Supplied records Start Marker

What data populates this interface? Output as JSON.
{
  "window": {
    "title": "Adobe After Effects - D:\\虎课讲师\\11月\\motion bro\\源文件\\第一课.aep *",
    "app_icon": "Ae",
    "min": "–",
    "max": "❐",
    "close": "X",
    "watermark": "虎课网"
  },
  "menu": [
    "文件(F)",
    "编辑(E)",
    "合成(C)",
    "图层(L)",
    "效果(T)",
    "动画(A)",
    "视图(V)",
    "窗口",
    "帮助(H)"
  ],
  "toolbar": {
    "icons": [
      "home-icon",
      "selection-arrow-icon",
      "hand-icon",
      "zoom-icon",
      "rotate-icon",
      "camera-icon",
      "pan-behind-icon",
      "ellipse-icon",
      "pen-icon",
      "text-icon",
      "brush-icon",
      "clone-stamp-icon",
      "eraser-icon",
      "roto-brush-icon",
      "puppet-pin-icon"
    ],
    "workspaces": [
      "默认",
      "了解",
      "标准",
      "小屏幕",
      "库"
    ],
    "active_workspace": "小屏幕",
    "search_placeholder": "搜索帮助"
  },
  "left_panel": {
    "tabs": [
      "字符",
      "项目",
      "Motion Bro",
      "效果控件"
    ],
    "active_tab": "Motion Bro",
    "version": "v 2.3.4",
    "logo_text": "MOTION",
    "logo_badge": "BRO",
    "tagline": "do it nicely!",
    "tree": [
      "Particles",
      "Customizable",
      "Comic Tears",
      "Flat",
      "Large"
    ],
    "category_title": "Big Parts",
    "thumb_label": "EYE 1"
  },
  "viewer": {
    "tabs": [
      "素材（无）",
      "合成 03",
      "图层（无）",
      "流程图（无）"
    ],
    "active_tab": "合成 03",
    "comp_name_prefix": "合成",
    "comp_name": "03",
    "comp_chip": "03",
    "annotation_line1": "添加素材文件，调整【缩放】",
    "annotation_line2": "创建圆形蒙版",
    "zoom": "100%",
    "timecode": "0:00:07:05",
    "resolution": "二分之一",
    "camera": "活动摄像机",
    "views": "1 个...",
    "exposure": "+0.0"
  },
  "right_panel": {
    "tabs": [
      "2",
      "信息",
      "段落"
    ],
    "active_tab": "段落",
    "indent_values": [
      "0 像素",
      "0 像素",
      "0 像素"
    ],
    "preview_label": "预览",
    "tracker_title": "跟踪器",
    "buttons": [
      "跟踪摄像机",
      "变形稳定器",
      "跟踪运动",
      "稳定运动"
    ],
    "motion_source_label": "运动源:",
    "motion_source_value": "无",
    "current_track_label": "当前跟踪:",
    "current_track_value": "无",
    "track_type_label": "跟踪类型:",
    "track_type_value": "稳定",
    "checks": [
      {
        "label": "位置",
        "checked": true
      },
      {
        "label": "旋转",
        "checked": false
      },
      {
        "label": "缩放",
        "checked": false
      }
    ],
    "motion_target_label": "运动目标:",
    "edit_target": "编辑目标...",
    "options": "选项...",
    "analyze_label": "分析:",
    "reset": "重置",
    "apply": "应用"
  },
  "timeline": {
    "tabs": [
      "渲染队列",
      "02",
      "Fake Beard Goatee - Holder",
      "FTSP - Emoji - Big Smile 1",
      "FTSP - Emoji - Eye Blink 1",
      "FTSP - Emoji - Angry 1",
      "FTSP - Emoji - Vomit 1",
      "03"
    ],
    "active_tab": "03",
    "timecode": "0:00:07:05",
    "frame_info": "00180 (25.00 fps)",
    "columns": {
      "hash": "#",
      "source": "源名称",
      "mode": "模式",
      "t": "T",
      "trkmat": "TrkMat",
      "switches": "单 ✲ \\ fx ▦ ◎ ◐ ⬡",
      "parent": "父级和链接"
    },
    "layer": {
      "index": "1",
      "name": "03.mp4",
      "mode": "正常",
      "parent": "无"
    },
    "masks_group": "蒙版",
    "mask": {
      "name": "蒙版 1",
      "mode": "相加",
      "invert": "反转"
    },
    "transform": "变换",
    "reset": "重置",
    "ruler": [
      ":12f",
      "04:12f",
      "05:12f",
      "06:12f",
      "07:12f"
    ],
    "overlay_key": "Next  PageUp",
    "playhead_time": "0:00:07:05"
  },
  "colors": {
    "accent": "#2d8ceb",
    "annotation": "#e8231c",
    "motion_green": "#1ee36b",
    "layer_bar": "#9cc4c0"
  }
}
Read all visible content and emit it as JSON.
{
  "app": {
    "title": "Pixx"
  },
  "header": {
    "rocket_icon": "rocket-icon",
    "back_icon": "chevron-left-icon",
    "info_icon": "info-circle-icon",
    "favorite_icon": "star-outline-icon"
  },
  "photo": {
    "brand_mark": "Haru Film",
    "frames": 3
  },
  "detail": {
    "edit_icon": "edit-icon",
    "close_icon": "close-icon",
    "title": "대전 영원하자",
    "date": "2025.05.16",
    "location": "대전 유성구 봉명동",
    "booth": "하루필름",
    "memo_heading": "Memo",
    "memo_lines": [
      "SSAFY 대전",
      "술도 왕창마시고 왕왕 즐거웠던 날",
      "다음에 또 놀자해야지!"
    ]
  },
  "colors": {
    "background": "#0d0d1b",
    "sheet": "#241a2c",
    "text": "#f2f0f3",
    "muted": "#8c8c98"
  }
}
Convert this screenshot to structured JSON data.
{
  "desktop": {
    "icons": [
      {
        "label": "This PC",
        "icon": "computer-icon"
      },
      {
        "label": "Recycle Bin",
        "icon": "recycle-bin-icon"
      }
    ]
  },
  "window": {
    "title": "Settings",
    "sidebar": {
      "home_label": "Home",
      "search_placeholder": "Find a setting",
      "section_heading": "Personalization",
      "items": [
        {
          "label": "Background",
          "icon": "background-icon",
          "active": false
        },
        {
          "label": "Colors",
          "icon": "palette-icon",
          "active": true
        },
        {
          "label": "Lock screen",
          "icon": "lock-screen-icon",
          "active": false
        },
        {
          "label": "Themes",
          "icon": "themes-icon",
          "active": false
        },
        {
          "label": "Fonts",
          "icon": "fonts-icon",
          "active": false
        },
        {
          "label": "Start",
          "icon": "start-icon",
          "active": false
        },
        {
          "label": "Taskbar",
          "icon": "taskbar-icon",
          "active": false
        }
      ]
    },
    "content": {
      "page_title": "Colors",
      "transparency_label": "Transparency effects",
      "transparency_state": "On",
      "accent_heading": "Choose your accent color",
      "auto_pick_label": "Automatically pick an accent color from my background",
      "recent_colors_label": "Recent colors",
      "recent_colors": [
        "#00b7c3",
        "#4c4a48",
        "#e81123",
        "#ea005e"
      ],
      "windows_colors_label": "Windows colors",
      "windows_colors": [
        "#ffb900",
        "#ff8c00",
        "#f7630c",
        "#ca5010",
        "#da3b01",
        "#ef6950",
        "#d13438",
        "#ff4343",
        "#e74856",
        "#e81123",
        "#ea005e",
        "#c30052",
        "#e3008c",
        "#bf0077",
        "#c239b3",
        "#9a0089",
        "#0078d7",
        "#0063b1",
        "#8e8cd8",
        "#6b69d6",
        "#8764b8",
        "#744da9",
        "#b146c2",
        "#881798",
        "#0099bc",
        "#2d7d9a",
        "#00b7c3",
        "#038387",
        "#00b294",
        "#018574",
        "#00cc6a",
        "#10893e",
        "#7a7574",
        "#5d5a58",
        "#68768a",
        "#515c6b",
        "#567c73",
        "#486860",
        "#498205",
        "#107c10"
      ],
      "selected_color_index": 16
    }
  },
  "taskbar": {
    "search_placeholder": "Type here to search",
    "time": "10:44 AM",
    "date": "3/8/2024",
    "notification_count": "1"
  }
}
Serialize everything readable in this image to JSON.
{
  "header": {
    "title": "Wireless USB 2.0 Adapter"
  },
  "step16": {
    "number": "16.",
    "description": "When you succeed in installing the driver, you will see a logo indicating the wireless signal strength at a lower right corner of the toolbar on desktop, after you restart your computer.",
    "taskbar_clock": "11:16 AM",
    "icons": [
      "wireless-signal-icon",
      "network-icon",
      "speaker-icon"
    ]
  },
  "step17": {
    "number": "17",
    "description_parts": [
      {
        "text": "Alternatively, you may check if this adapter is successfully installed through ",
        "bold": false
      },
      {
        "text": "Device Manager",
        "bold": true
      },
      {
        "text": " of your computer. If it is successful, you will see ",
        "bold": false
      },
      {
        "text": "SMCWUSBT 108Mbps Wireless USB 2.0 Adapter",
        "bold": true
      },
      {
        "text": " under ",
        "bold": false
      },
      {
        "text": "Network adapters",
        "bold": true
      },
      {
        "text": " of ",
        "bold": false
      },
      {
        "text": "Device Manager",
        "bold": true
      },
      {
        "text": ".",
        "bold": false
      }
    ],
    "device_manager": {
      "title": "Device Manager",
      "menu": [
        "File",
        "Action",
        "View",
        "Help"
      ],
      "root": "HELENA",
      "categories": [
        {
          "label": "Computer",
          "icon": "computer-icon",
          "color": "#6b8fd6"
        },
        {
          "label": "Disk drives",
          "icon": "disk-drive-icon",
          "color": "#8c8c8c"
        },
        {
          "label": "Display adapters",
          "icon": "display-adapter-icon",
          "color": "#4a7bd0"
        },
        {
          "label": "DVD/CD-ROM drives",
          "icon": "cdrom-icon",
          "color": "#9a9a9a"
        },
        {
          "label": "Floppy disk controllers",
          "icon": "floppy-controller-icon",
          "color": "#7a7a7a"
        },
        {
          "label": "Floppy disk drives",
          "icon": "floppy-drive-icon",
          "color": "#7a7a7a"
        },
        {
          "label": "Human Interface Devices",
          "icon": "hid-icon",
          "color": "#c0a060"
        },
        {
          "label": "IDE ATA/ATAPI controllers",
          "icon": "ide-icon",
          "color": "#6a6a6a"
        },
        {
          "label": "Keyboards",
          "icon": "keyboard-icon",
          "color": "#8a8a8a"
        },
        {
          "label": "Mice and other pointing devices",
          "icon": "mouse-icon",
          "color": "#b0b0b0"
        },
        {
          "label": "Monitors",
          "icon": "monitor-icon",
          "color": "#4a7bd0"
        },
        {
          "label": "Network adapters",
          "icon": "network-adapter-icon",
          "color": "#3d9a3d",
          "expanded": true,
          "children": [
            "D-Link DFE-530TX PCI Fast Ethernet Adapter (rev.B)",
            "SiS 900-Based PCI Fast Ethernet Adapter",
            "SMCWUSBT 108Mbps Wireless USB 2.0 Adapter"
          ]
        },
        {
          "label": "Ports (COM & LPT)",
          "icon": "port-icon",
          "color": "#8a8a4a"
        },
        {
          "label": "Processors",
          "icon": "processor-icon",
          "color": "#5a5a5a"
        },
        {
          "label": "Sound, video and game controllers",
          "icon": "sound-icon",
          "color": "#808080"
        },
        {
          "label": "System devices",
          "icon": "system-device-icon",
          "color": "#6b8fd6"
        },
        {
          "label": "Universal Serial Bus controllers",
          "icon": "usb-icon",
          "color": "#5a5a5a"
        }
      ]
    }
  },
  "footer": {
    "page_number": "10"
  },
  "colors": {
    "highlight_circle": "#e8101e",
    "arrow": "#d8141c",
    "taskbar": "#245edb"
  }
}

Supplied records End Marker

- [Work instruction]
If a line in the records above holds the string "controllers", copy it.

- [Your solution]
          "label": "Floppy disk controllers",
          "label": "IDE ATA/ATAPI controllers",
          "label": "Sound, video and game controllers",
          "label": "Universal Serial Bus controllers",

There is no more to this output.